I知 an Adult Learning to Skateboard. Let Me Explain.

CATEGORIES: SkateboardingSk8Spt
PUBLISHED: October 29, 2021

鼎ome on, Jon! Just commit!

I was 15, dithering at the top of a mini ramp as my friends egged me on. I leaned forward hesitantly and dropped in.

Wham. The board shot out from under me, and I slammed backwards into the ramp. That was pretty much the extent of my skateboarding experience. Since then I致e mostly stuck to the slow, steady pace of endurance sports like running and nordic skiing. But after spending most of a weekend playing the reboot of Tony Hawk痴 Pro Skater 1+2 last year, I felt the urge to go outside and do the real thing. I was reminded of the skating culture I never engaged with and inspired by others discovering熔r rediscovering葉he sport during lockdown.

In the spirit of the marathon training plans I diligently followed in years past, I looked for a routine that would be suitable for an injury-averse adult and would help me learn to pop an ollie (see sidebar)葉he foundational trick of street skating. No dice. Skateboarding, it turns out, doesn稚 attract a lot of fitness obsessives looking to routinize the learning process. So I devised my own, based on advice from professional skater and fellow Minnesotan Davis Torgerson.

Torgerson told me to watch skateboarding videos溶ot just YouTube clips, but also classic skate films葉o understand the flow of skating. Stretching also helps in avoiding injury. But mostly he stressed spending a lot of time on the board and staying patient. 鏑earning to skate is about having a complete feel for the board underneath you, he said. 典rust me, it痴 hard to learn. I致e been doing it for nearly 20 years and I slam every time I go skate.

The training routine I settled on (see 溺y One-Month Ollie Plan, below) was slow going at first. Just pushing myself around proved to be plenty of work, and I was doubtful I壇 get airborne in only a month. But a couple weeks and countless stumbles later, I got comfortable. Yoga helped my sore muscles recover, and watching skate videos kept me inspired. More often than not, I went out again after logging my daily practice hour because I壇 had some epiphany I wanted to explore.

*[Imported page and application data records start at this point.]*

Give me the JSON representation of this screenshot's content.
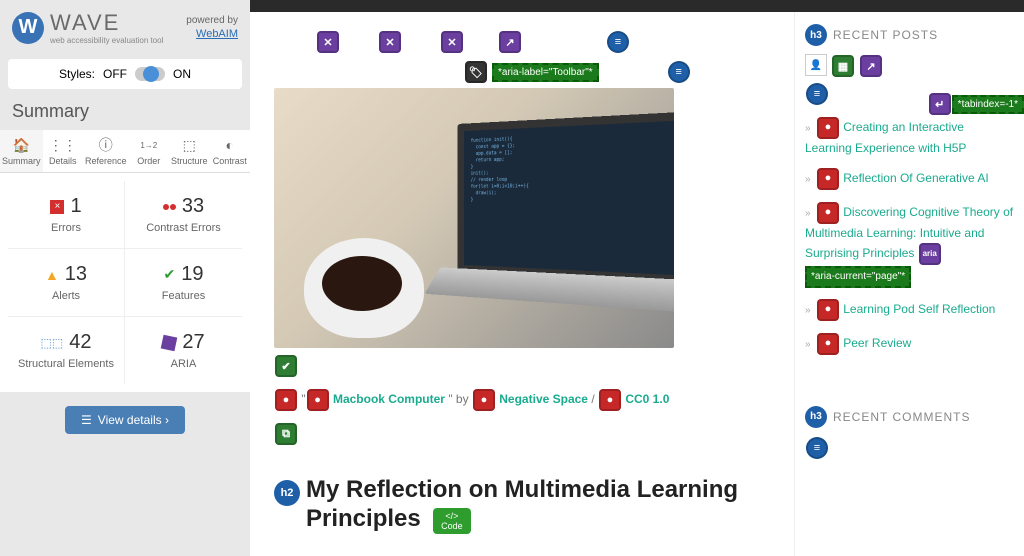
{
  "brand": {
    "name": "WAVE",
    "tagline": "web accessibility evaluation tool",
    "powered_label": "powered by",
    "powered_by": "WebAIM"
  },
  "styles_row": {
    "label": "Styles:",
    "off": "OFF",
    "on": "ON"
  },
  "summary_title": "Summary",
  "tabs": [
    {
      "label": "Summary",
      "icon": "🏠"
    },
    {
      "label": "Details",
      "icon": "⋮⋮"
    },
    {
      "label": "Reference",
      "icon": "ⓘ"
    },
    {
      "label": "Order",
      "icon": "1→2"
    },
    {
      "label": "Structure",
      "icon": "⬚"
    },
    {
      "label": "Contrast",
      "icon": "◐"
    }
  ],
  "stats": {
    "errors": {
      "count": "1",
      "label": "Errors"
    },
    "contrast": {
      "count": "33",
      "label": "Contrast Errors"
    },
    "alerts": {
      "count": "13",
      "label": "Alerts"
    },
    "features": {
      "count": "19",
      "label": "Features"
    },
    "structural": {
      "count": "42",
      "label": "Structural Elements"
    },
    "aria": {
      "count": "27",
      "label": "ARIA"
    }
  },
  "details_button": "View details ›",
  "overlay": {
    "aria_toolbar": "*aria-label=\"Toolbar\"*",
    "aria_current": "*aria-current=\"page\"*",
    "tabindex": "*tabindex=-1*",
    "aria_badge": "aria"
  },
  "caption": {
    "title": "Macbook Computer",
    "by": "\" by ",
    "author": "Negative Space",
    "slash": "/ ",
    "license": "CC0 1.0"
  },
  "h2": {
    "badge": "h2",
    "text": "My Reflection on Multimedia Learning Principles",
    "code": "Code",
    "code_icon": "</>"
  },
  "right": {
    "recent_posts": {
      "badge": "h3",
      "label": "RECENT POSTS"
    },
    "posts": [
      "Creating an Interactive Learning Experience with H5P",
      "Reflection Of Generative AI",
      "Discovering Cognitive Theory of Multimedia Learning: Intuitive and Surprising Principles",
      "Learning Pod Self Reflection",
      "Peer Review"
    ],
    "recent_comments": {
      "badge": "h3",
      "label": "RECENT COMMENTS"
    }
  }
}
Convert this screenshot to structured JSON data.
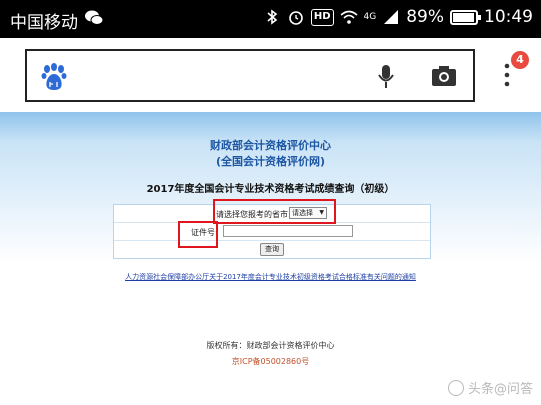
{
  "status_bar": {
    "carrier": "中国移动",
    "battery": "89%",
    "time": "10:49",
    "hd": "HD",
    "network": "4G",
    "battery_level": 0.89
  },
  "browser": {
    "notification_count": "4"
  },
  "page": {
    "org_line1": "财政部会计资格评价中心",
    "org_line2": "(全国会计资格评价网)",
    "query_title": "2017年度全国会计专业技术资格考试成绩查询（初级）",
    "province_label": "请选择您报考的省市:",
    "province_select": "请选择",
    "id_label": "证件号:",
    "id_value": "",
    "query_button": "查询",
    "notice_link": "人力资源社会保障部办公厅关于2017年度会计专业技术初级资格考试合格标准有关问题的通知",
    "copyright": "版权所有：财政部会计资格评价中心",
    "icp": "京ICP备05002860号"
  },
  "watermark": "头条@问答",
  "colors": {
    "highlight": "#e0161f",
    "org_title": "#1d56a3",
    "badge": "#e84a3f"
  }
}
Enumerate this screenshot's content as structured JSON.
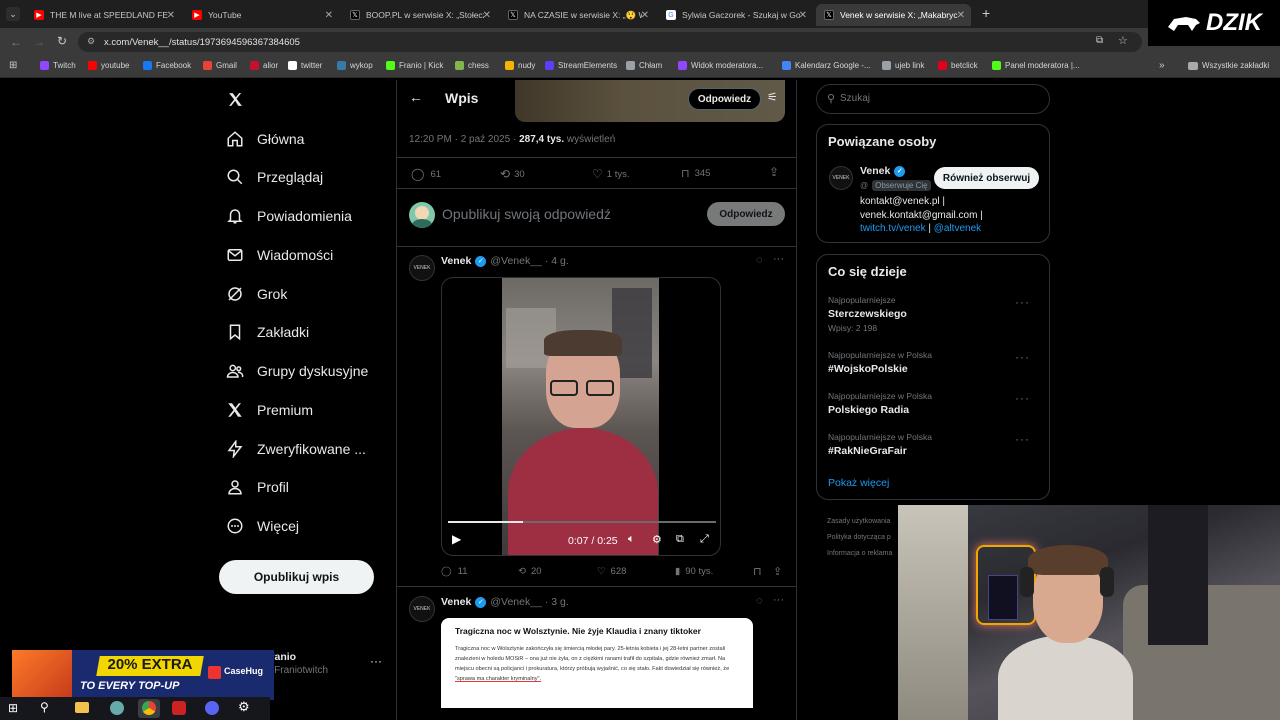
{
  "browser": {
    "tabs": [
      {
        "title": "THE M live at SPEEDLAND FEST",
        "favicon": "youtube-icon",
        "active": false
      },
      {
        "title": "YouTube",
        "favicon": "youtube-icon",
        "active": false
      },
      {
        "title": "BOOP.PL w serwisie X: „Stołeczn",
        "favicon": "x-icon",
        "active": false
      },
      {
        "title": "NA CZASIE w serwisie X: „😲 W",
        "favicon": "x-icon",
        "active": false
      },
      {
        "title": "Sylwia Gaczorek - Szukaj w Goo",
        "favicon": "google-icon",
        "active": false
      },
      {
        "title": "Venek w serwisie X: „Makabryc",
        "favicon": "x-icon",
        "active": true
      }
    ],
    "new_tab": "+",
    "url": "x.com/Venek__/status/1973694596367384605",
    "bookmarks": [
      {
        "label": "Twitch",
        "color": "#9146ff"
      },
      {
        "label": "youtube",
        "color": "#ff0000"
      },
      {
        "label": "Facebook",
        "color": "#1877f2"
      },
      {
        "label": "Gmail",
        "color": "#ea4335"
      },
      {
        "label": "alior",
        "color": "#c8102e"
      },
      {
        "label": "twitter",
        "color": "#ffffff"
      },
      {
        "label": "wykop",
        "color": "#367aa9"
      },
      {
        "label": "Franio | Kick",
        "color": "#53fc18"
      },
      {
        "label": "chess",
        "color": "#81b64c"
      },
      {
        "label": "nudy",
        "color": "#f4b400"
      },
      {
        "label": "StreamElements",
        "color": "#5c3ef6"
      },
      {
        "label": "Chłam",
        "color": "#9aa0a6"
      },
      {
        "label": "Widok moderatora...",
        "color": "#9146ff"
      },
      {
        "label": "Kalendarz Google -...",
        "color": "#4285f4"
      },
      {
        "label": "ujeb link",
        "color": "#9aa0a6"
      },
      {
        "label": "betclick",
        "color": "#e3001b"
      },
      {
        "label": "Panel moderatora |...",
        "color": "#53fc18"
      }
    ],
    "bookmarks_more": "»",
    "all_bookmarks": "Wszystkie zakładki"
  },
  "brand_logo": "DZIK",
  "nav": {
    "items": [
      {
        "label": "Główna",
        "icon": "home-icon"
      },
      {
        "label": "Przeglądaj",
        "icon": "search-icon"
      },
      {
        "label": "Powiadomienia",
        "icon": "bell-icon"
      },
      {
        "label": "Wiadomości",
        "icon": "envelope-icon"
      },
      {
        "label": "Grok",
        "icon": "grok-icon"
      },
      {
        "label": "Zakładki",
        "icon": "bookmark-icon"
      },
      {
        "label": "Grupy dyskusyjne",
        "icon": "people-icon"
      },
      {
        "label": "Premium",
        "icon": "x-icon"
      },
      {
        "label": "Zweryfikowane ...",
        "icon": "lightning-icon"
      },
      {
        "label": "Profil",
        "icon": "person-icon"
      },
      {
        "label": "Więcej",
        "icon": "more-circle-icon"
      }
    ],
    "post_button": "Opublikuj wpis",
    "account_name": "Franio",
    "account_handle": "@Franiotwitch"
  },
  "header": {
    "title": "Wpis",
    "reply_button": "Odpowiedz"
  },
  "main_post": {
    "time": "12:20 PM · 2 paź 2025 · ",
    "views_count": "287,4 tys.",
    "views_label": " wyświetleń",
    "replies": "61",
    "reposts": "30",
    "likes": "1 tys.",
    "bookmarks": "345"
  },
  "composer": {
    "placeholder": "Opublikuj swoją odpowiedź",
    "button": "Odpowiedz"
  },
  "reply1": {
    "name": "Venek",
    "handle": "@Venek__",
    "time": "· 4 g.",
    "video_time": "0:07 / 0:25",
    "video_progress": 0.28,
    "replies": "11",
    "reposts": "20",
    "likes": "628",
    "views": "90 tys."
  },
  "reply2": {
    "name": "Venek",
    "handle": "@Venek__",
    "time": "· 3 g.",
    "article_title": "Tragiczna noc w Wolsztynie. Nie żyje Klaudia i znany tiktoker",
    "article_body": "Tragiczna noc w Wolsztynie zakończyła się śmiercią młodej pary. 25-letnia kobieta i jej 28-letni partner zostali znalezieni w holedu MOSiR – ona już nie żyła, on z ciężkimi ranami trafił do szpitala, gdzie również zmarł. Na miejscu obecni są policjanci i prokuratura, którzy próbują wyjaśnić, co się stało. Fakt dowiedział się również, że",
    "article_highlight": "\"sprawa ma charakter kryminalny\"."
  },
  "right": {
    "search_placeholder": "Szukaj",
    "related_title": "Powiązane osoby",
    "profile_name": "Venek",
    "profile_handle": "@",
    "follows_you": "Obserwuje Cię",
    "follow_back": "Również obserwuj",
    "bio_line1": "kontakt@venek.pl |",
    "bio_line2": "venek.kontakt@gmail.com |",
    "bio_link1": "twitch.tv/venek",
    "bio_sep": " | ",
    "bio_link2": "@altvenek",
    "trends_title": "Co się dzieje",
    "trends": [
      {
        "context": "Najpopularniejsze",
        "name": "Sterczewskiego",
        "count": "Wpisy: 2 198"
      },
      {
        "context": "Najpopularniejsze w Polska",
        "name": "#WojskoPolskie",
        "count": ""
      },
      {
        "context": "Najpopularniejsze w Polska",
        "name": "Polskiego Radia",
        "count": ""
      },
      {
        "context": "Najpopularniejsze w Polska",
        "name": "#RakNieGraFair",
        "count": ""
      }
    ],
    "show_more": "Pokaż więcej",
    "footer": [
      "Zasady użytkowania",
      "Polityka dotycząca p",
      "Informacja o reklama"
    ]
  },
  "ad": {
    "headline": "20% EXTRA",
    "subline": "TO EVERY TOP-UP",
    "brand": "CaseHug"
  },
  "colors": {
    "accent": "#1d9bf0",
    "bg": "#000000",
    "border": "#2f3336",
    "muted": "#71767b"
  }
}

Three weeks in, I was confident enough to attempt an ollie. After a few days, I figured out the sequence of motions while holding onto a fence. Then I cut myself loose. Later that day, I crouched down, popped upward, felt the board rise to my feet, and landed on all four wheels with a satisfying clack.

By the end of week four, I was able to get the board a few inches off the ground. That痴 not a lot, but it was an ollie洋y ollie預nd it felt pretty fucking cool. I knew I couldn稚 stop there. Considering which trick to conquer next, I took to heart another suggestion from Torgerson.

典he only advice I have in terms of tricks is to get addicted, he said. 添ou ュalmost have to lie in bed at night pondering what you池e going to try, how much harder you池e going to commit.

Though, as of this writing, I知 only a month in and my ollies barely clear a crack in the pavement, I can say that I知 addicted: going to the park every day, figuring out tricks, seeing the built landscape in a new way. I probably won稚 ever hit a nollie frontside hurricane like Torgerson, but maybe I値l finally drop into a mini ramp.

My One-Month Ollie Plan

There are two things you need to succeed at skateboarding: patience and a lot of practice. Here was my two-hour daily routine.

1. One hour on the board. Thirty minutes warming up and practicing what I壇 learned so far, and 30 minutes working on a new trick or skill.

2. Thirty minutes of yoga, with an emphasis on stretching, stability, and balance. During the pandemic, I started following the YouTube channel Yoga with Adriene. (There痴 even a lesson specifically for skaters.)

3. Thirty minutes watching skate videos. Some favorュites include Torgerson痴 part in Boonュdoggle, World Industries Trilogy, and anything with Rodney Mullen in it. To guide my progress, I focused on the following skills:

Week 1: Pushing, turning, moving starts.

Week 2: Kickturns, manuals, getting on and off the board in various ways.

Week 3: Riding diverse terrain, visiting a skate park, starting to ollie.

Week 4: Ollie, ollie, ollie.